Raid against grocery suppliers in Sweden and Finland
In Sweden and Finland, the competition authorities have conducted a coordinated raid against several food suppliers. The companies are suspected of coordinating purchase and sale prices.
Not infrequently, the Norwegian grocery market is accused of lack of competition both on supply and retail side. We are not alone in Norway in that criticism.
The Swedish Competition Authority has made unannounced visits to several companies in central and northern Sweden that work with food. The visits have been approved by the Patent and Market Court for the authority to secure further evidence.
At the same time, the Finnish counterpart conducted inspections at some companies in the same industry. Both authorities have cooperated in their two investigations.
The Swedish Competition Authority writes that an investigation has been launched and that it now remains to be seen whether there are grounds for the suspicions that there have been violations of the Competition Act.
According to the Swedish Competition and Consumer Authority and KKV, which is, the inspections have been conducted against certain companies in the wild berry industry. In KKV's case, they are investigating whether the Finnish companies engaged in irregularities in the purchase and wholesale sale of wild berries in Finland. KKV (the Finnish equivalent of the Swedish Competition Authority) confirm that these inspections were done in collaboration with the unannounced visits that were conducted in Sweden.
There still is to be seen whether there are grounds for the suspicions that there have been violations of the Competition Act. The case is still pending.
Retailers also accused of too little competition in Sweden
It is not only the suppliers who face suspicion, the grocery chains are also accused of a lack of competition, among other things from the organization Sweden's Consumers.
Karin Brynell, CEO of Svensk Dagligvaruhandel, a lobby organization for retailers, responds to criticism from Jan Bertoft at Sveriges Konsumenter, a lobby organization for consumers. Below is an edited short version of Brynell's response to what she considers unfounded criticism.
In the past year, the grocery trade has been in the focus of both politicians and the public due to the rising food prices. Households' reduced purchasing power has led to a change in purchasing behaviours. Swedish consumers buy smaller, cheaper and fewer products. In this inflationary economy, Bertoft emphasizes, that one gets the impression that the industry is a victim of external circumstances. Yes, that is exactly the case!
Pandemic, bad harvests, higher energy prices, war in Ukraine, a Swedish currency that lost 20 percent in two years. These are by definition external circumstances that the industry must deal with.
From 3.7 to 1.7 percent margin
Last week, SCB, presented new profitability figures for the grocery chain, and during the first half of this year, the stores' average margin has gone from around 3.7 percent to around 1.7 percent.
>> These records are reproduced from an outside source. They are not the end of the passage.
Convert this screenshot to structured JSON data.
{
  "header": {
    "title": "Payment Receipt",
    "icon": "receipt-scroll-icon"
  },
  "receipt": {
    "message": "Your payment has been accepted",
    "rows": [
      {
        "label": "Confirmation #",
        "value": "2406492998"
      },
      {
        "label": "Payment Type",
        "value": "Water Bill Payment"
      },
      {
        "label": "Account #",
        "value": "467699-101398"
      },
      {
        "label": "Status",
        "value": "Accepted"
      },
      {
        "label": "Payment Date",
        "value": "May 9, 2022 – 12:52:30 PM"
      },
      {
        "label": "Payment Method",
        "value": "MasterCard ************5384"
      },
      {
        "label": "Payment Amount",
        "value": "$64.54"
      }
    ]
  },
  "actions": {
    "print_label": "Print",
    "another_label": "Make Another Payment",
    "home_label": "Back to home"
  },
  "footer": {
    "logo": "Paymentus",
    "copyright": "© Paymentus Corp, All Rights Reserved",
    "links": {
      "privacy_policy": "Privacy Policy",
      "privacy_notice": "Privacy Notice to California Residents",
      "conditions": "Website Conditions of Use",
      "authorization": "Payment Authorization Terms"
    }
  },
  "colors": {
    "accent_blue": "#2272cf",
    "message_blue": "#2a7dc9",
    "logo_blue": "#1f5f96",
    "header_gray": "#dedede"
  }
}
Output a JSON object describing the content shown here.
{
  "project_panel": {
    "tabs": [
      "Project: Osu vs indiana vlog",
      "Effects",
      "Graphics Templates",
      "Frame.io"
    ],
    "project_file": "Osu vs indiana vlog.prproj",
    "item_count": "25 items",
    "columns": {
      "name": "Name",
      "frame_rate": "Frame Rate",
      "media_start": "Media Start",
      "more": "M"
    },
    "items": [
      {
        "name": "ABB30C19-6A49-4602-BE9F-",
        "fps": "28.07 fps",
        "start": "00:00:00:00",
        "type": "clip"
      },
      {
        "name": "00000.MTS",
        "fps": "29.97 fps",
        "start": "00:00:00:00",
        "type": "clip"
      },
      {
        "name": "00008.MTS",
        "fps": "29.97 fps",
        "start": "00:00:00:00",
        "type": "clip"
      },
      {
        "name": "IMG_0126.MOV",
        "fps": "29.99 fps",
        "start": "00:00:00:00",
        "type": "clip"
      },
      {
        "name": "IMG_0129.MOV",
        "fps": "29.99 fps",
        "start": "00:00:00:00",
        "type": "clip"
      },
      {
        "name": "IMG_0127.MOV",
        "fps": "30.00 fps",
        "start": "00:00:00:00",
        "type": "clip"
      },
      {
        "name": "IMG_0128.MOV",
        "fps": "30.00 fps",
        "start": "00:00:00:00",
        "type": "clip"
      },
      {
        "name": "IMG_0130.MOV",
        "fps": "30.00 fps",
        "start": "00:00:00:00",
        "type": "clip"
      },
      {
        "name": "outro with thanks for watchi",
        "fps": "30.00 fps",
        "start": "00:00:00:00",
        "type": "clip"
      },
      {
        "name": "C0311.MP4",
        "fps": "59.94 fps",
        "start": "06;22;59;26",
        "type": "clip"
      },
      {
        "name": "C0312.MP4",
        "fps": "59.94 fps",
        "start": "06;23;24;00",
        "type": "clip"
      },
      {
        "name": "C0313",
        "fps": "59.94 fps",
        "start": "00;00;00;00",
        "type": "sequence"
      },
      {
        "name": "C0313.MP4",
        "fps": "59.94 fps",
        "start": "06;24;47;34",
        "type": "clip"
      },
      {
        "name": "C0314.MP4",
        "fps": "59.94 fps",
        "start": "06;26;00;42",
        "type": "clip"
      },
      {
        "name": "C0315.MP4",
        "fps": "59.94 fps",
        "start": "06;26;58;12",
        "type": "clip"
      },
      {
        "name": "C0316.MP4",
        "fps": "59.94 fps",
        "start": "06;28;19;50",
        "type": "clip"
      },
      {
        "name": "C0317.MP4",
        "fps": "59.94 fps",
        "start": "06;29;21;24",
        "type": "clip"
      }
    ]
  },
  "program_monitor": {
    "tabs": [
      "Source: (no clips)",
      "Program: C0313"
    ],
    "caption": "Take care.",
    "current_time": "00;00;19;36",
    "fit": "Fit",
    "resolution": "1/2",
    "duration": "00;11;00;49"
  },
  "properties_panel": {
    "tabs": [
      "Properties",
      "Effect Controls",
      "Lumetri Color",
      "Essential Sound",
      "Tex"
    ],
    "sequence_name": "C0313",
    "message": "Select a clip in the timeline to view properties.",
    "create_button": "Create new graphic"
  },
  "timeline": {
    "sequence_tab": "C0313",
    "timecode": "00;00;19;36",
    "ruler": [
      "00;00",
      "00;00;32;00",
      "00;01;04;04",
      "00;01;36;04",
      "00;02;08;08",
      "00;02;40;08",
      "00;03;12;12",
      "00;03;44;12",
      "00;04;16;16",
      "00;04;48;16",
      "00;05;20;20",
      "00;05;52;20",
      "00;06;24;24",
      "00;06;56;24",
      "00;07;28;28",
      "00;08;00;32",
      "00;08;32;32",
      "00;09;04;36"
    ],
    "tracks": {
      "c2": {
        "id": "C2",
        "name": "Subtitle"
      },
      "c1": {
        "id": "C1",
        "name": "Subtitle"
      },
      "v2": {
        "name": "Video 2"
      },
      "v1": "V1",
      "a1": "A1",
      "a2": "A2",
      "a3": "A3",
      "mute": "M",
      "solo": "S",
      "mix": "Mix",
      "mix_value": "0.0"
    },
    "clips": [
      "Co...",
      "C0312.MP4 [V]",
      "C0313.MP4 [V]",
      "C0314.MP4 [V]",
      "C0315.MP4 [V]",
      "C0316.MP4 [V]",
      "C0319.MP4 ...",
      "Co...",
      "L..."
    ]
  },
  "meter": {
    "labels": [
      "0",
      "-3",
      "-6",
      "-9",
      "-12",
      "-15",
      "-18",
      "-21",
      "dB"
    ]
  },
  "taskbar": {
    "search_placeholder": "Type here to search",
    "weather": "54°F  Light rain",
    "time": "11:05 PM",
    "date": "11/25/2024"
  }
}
This is driven by increased costs in combination with significantly lower purchasing power.
Low margin comes from a low markup. The purchase cost is only part of the product calculation, on average 60 percent. The remaining 40 percent must cover the costs of personnel, premises, energy, security, wastage and more to finally land in the average profit margin of 1.75 percent at the store level.
According to Bertoft, the prices differ between different stores, and that is correct. It is an indication that pricing is free and that the market economy works. Consumer power – which is what Bertoft represents -–votes with their feet and goes to the store that they feel has the best offer. Some prioritize price, others selection, certain opening hours or they have chosen to go from organic to Swedish. The consumer decides in a market economy.
But there is resistance to market economics prevailing when it comes to food.
Why is it like that? I'm sure that Ikea has different margins on the Billy bookcase and the Lerhyttan kitchen. And maybe the margin on a ski jacket is higher than on gym shoes at Stadium. We don't know, but we don't call it secrecy but a business strategy, concludes Karin Brynell.
Sources: Fri Köpenskap, Swedish Competition and Consumer Authority, KKV, DN.se, Svensk Dagligvaruhandel